##### Supplied data

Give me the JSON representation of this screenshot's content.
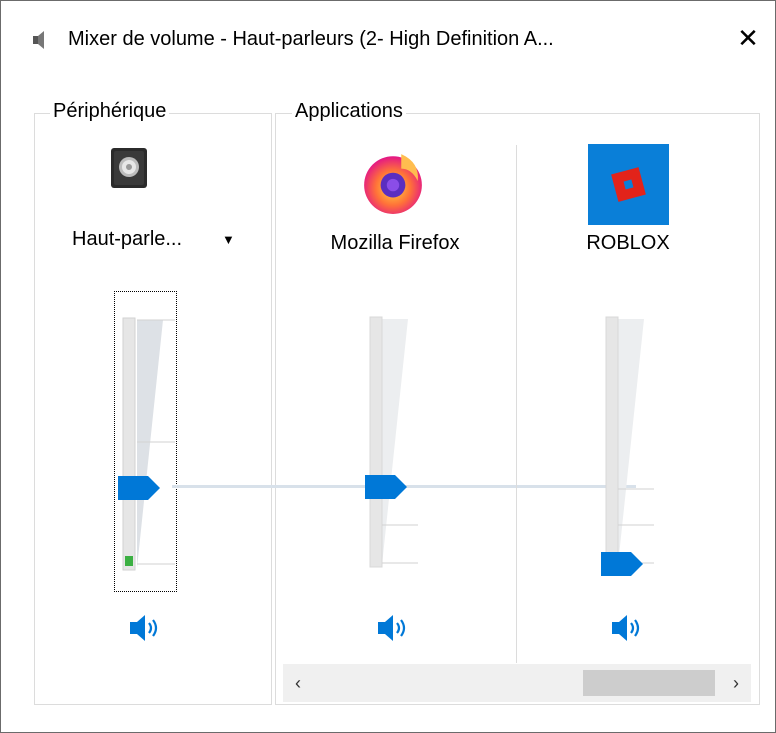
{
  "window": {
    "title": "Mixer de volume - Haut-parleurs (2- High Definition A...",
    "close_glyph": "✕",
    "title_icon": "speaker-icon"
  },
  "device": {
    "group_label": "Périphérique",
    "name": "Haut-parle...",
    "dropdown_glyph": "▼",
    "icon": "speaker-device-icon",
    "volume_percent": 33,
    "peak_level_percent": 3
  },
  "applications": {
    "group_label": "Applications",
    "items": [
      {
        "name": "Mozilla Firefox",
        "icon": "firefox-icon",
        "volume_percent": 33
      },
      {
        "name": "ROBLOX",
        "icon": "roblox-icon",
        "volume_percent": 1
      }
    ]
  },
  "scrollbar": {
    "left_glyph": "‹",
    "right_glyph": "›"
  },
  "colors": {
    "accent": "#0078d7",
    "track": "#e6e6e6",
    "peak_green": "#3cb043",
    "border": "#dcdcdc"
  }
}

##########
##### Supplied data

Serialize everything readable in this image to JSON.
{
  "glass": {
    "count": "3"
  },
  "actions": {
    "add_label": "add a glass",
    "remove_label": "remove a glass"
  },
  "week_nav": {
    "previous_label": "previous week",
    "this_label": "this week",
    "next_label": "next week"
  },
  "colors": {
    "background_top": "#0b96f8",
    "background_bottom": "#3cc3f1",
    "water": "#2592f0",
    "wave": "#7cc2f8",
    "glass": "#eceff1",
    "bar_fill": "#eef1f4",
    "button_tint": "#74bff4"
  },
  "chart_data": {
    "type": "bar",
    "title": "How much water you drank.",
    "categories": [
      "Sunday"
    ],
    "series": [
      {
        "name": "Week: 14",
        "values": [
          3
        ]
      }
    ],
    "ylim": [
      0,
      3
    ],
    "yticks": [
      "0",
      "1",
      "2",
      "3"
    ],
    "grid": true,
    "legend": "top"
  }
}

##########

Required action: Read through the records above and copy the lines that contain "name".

Task solution:
    "name": "Haut-parle...",
        "name": "Mozilla Firefox",
        "name": "ROBLOX",
        "name": "Week: 14",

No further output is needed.